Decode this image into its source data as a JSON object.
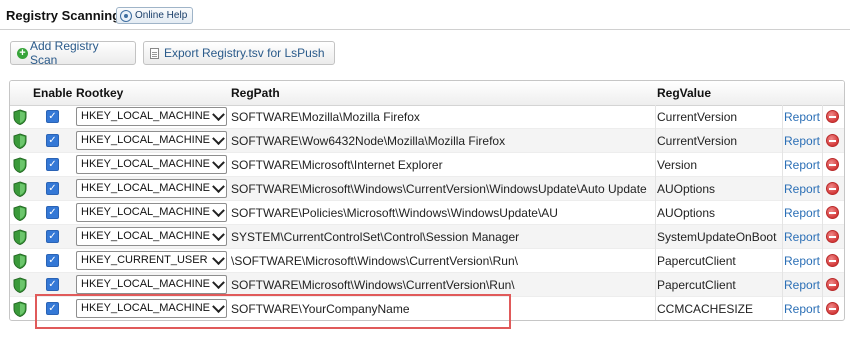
{
  "header": {
    "title": "Registry Scanning",
    "help_label": "Online Help"
  },
  "toolbar": {
    "add_label": "Add Registry Scan",
    "export_label": "Export Registry.tsv for LsPush"
  },
  "table": {
    "columns": {
      "enable": "Enable",
      "rootkey": "Rootkey",
      "regpath": "RegPath",
      "regvalue": "RegValue"
    },
    "rows": [
      {
        "enabled": true,
        "rootkey": "HKEY_LOCAL_MACHINE",
        "regpath": "SOFTWARE\\Mozilla\\Mozilla Firefox",
        "regvalue": "CurrentVersion",
        "report": "Report"
      },
      {
        "enabled": true,
        "rootkey": "HKEY_LOCAL_MACHINE",
        "regpath": "SOFTWARE\\Wow6432Node\\Mozilla\\Mozilla Firefox",
        "regvalue": "CurrentVersion",
        "report": "Report"
      },
      {
        "enabled": true,
        "rootkey": "HKEY_LOCAL_MACHINE",
        "regpath": "SOFTWARE\\Microsoft\\Internet Explorer",
        "regvalue": "Version",
        "report": "Report"
      },
      {
        "enabled": true,
        "rootkey": "HKEY_LOCAL_MACHINE",
        "regpath": "SOFTWARE\\Microsoft\\Windows\\CurrentVersion\\WindowsUpdate\\Auto Update",
        "regvalue": "AUOptions",
        "report": "Report"
      },
      {
        "enabled": true,
        "rootkey": "HKEY_LOCAL_MACHINE",
        "regpath": "SOFTWARE\\Policies\\Microsoft\\Windows\\WindowsUpdate\\AU",
        "regvalue": "AUOptions",
        "report": "Report"
      },
      {
        "enabled": true,
        "rootkey": "HKEY_LOCAL_MACHINE",
        "regpath": "SYSTEM\\CurrentControlSet\\Control\\Session Manager",
        "regvalue": "SystemUpdateOnBoot",
        "report": "Report"
      },
      {
        "enabled": true,
        "rootkey": "HKEY_CURRENT_USER",
        "regpath": "\\SOFTWARE\\Microsoft\\Windows\\CurrentVersion\\Run\\",
        "regvalue": "PapercutClient",
        "report": "Report"
      },
      {
        "enabled": true,
        "rootkey": "HKEY_LOCAL_MACHINE",
        "regpath": "SOFTWARE\\Microsoft\\Windows\\CurrentVersion\\Run\\",
        "regvalue": "PapercutClient",
        "report": "Report"
      },
      {
        "enabled": true,
        "rootkey": "HKEY_LOCAL_MACHINE",
        "regpath": "SOFTWARE\\YourCompanyName",
        "regvalue": "CCMCACHESIZE",
        "report": "Report"
      }
    ]
  },
  "colors": {
    "link": "#2b6fb6",
    "checkbox": "#3478d6",
    "delete": "#d43a3a",
    "shield": "#3a9a3a",
    "highlight": "#e05a5a"
  },
  "icons": {
    "help": "help-icon",
    "add": "plus-icon",
    "export": "document-icon",
    "row": "shield-icon",
    "delete": "delete-icon"
  }
}
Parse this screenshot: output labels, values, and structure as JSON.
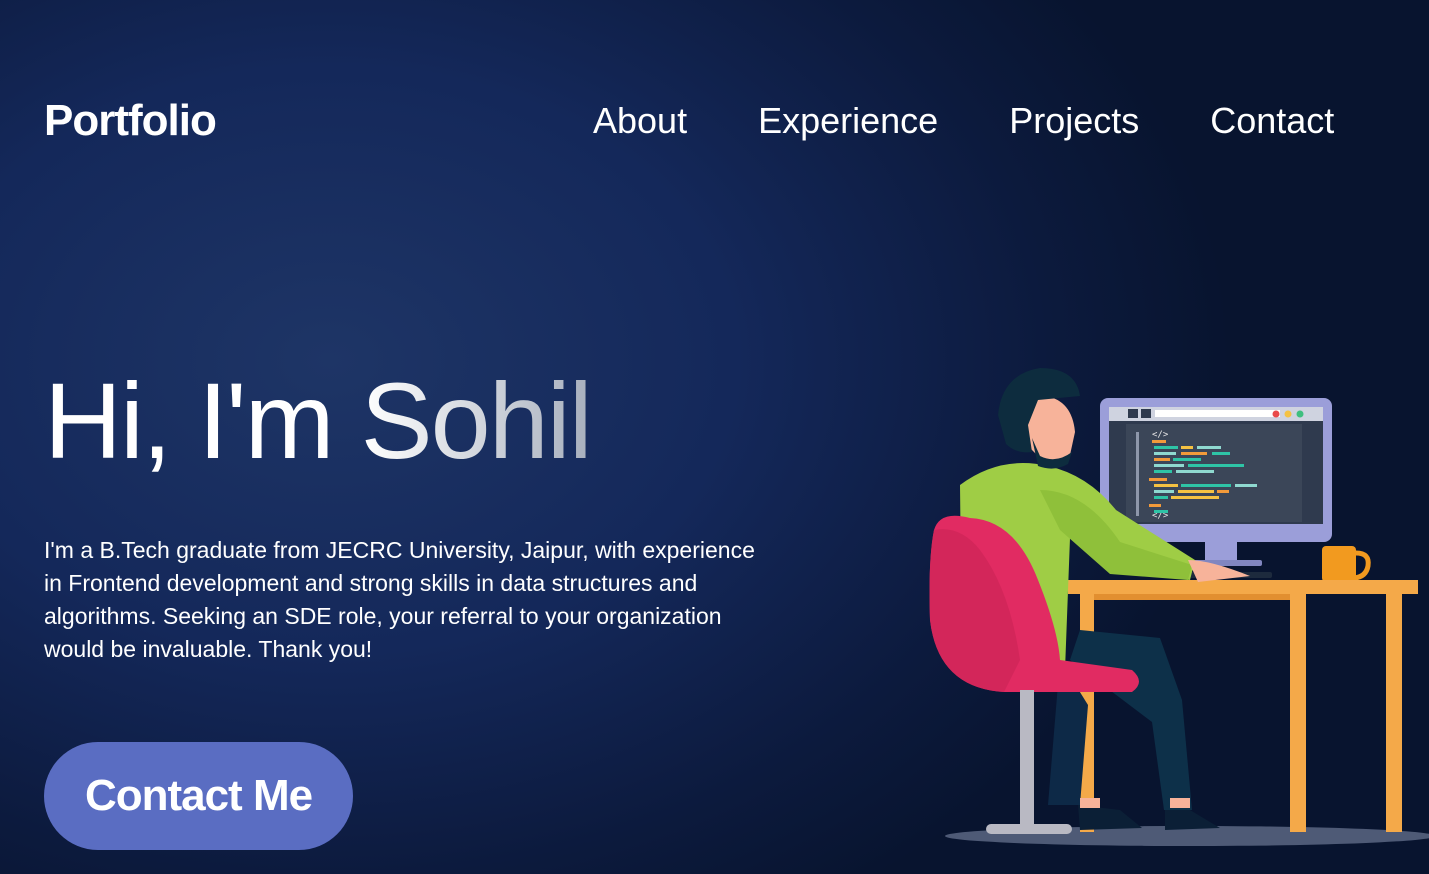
{
  "header": {
    "logo": "Portfolio",
    "nav": [
      {
        "label": "About"
      },
      {
        "label": "Experience"
      },
      {
        "label": "Projects"
      },
      {
        "label": "Contact"
      }
    ]
  },
  "hero": {
    "title": "Hi, I'm Sohil",
    "description": "I'm a B.Tech graduate from JECRC University, Jaipur, with experience in Frontend development and strong skills in data structures and algorithms. Seeking an SDE role, your referral to your organization would be invaluable. Thank you!",
    "cta_label": "Contact Me"
  },
  "illustration": {
    "code_tag_top": "</>",
    "code_tag_bottom": "</>"
  },
  "colors": {
    "background": "#0c1a3d",
    "button": "#5a6dc2",
    "desk": "#f4a949",
    "chair": "#e12b62",
    "shirt": "#9fcd45",
    "monitor_frame": "#9b9ed9"
  }
}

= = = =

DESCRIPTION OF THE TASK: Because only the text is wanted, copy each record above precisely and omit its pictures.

RESPONSE:
Decode this image into its source data as a JSON object.
{
  "header": {
    "title": "Registry Scanning",
    "help_label": "Online Help"
  },
  "toolbar": {
    "add_label": "Add Registry Scan",
    "export_label": "Export Registry.tsv for LsPush"
  },
  "table": {
    "columns": {
      "enable": "Enable",
      "rootkey": "Rootkey",
      "regpath": "RegPath",
      "regvalue": "RegValue"
    },
    "rows": [
      {
        "enabled": true,
        "rootkey": "HKEY_LOCAL_MACHINE",
        "regpath": "SOFTWARE\\Mozilla\\Mozilla Firefox",
        "regvalue": "CurrentVersion",
        "report": "Report"
      },
      {
        "enabled": true,
        "rootkey": "HKEY_LOCAL_MACHINE",
        "regpath": "SOFTWARE\\Wow6432Node\\Mozilla\\Mozilla Firefox",
        "regvalue": "CurrentVersion",
        "report": "Report"
      },
      {
        "enabled": true,
        "rootkey": "HKEY_LOCAL_MACHINE",
        "regpath": "SOFTWARE\\Microsoft\\Internet Explorer",
        "regvalue": "Version",
        "report": "Report"
      },
      {
        "enabled": true,
        "rootkey": "HKEY_LOCAL_MACHINE",
        "regpath": "SOFTWARE\\Microsoft\\Windows\\CurrentVersion\\WindowsUpdate\\Auto Update",
        "regvalue": "AUOptions",
        "report": "Report"
      },
      {
        "enabled": true,
        "rootkey": "HKEY_LOCAL_MACHINE",
        "regpath": "SOFTWARE\\Policies\\Microsoft\\Windows\\WindowsUpdate\\AU",
        "regvalue": "AUOptions",
        "report": "Report"
      },
      {
        "enabled": true,
        "rootkey": "HKEY_LOCAL_MACHINE",
        "regpath": "SYSTEM\\CurrentControlSet\\Control\\Session Manager",
        "regvalue": "SystemUpdateOnBoot",
        "report": "Report"
      },
      {
        "enabled": true,
        "rootkey": "HKEY_CURRENT_USER",
        "regpath": "\\SOFTWARE\\Microsoft\\Windows\\CurrentVersion\\Run\\",
        "regvalue": "PapercutClient",
        "report": "Report"
      },
      {
        "enabled": true,
        "rootkey": "HKEY_LOCAL_MACHINE",
        "regpath": "SOFTWARE\\Microsoft\\Windows\\CurrentVersion\\Run\\",
        "regvalue": "PapercutClient",
        "report": "Report"
      },
      {
        "enabled": true,
        "rootkey": "HKEY_LOCAL_MACHINE",
        "regpath": "SOFTWARE\\YourCompanyName",
        "regvalue": "CCMCACHESIZE",
        "report": "Report"
      }
    ]
  },
  "colors": {
    "link": "#2b6fb6",
    "checkbox": "#3478d6",
    "delete": "#d43a3a",
    "shield": "#3a9a3a",
    "highlight": "#e05a5a"
  },
  "icons": {
    "help": "help-icon",
    "add": "plus-icon",
    "export": "document-icon",
    "row": "shield-icon",
    "delete": "delete-icon"
  }
}
Parse this screenshot: output labels, values, and structure as JSON.
{
  "header": {
    "logo": "Portfolio",
    "nav": [
      {
        "label": "About"
      },
      {
        "label": "Experience"
      },
      {
        "label": "Projects"
      },
      {
        "label": "Contact"
      }
    ]
  },
  "hero": {
    "title": "Hi, I'm Sohil",
    "description": "I'm a B.Tech graduate from JECRC University, Jaipur, with experience in Frontend development and strong skills in data structures and algorithms. Seeking an SDE role, your referral to your organization would be invaluable. Thank you!",
    "cta_label": "Contact Me"
  },
  "illustration": {
    "code_tag_top": "</>",
    "code_tag_bottom": "</>"
  },
  "colors": {
    "background": "#0c1a3d",
    "button": "#5a6dc2",
    "desk": "#f4a949",
    "chair": "#e12b62",
    "shirt": "#9fcd45",
    "monitor_frame": "#9b9ed9"
  }
}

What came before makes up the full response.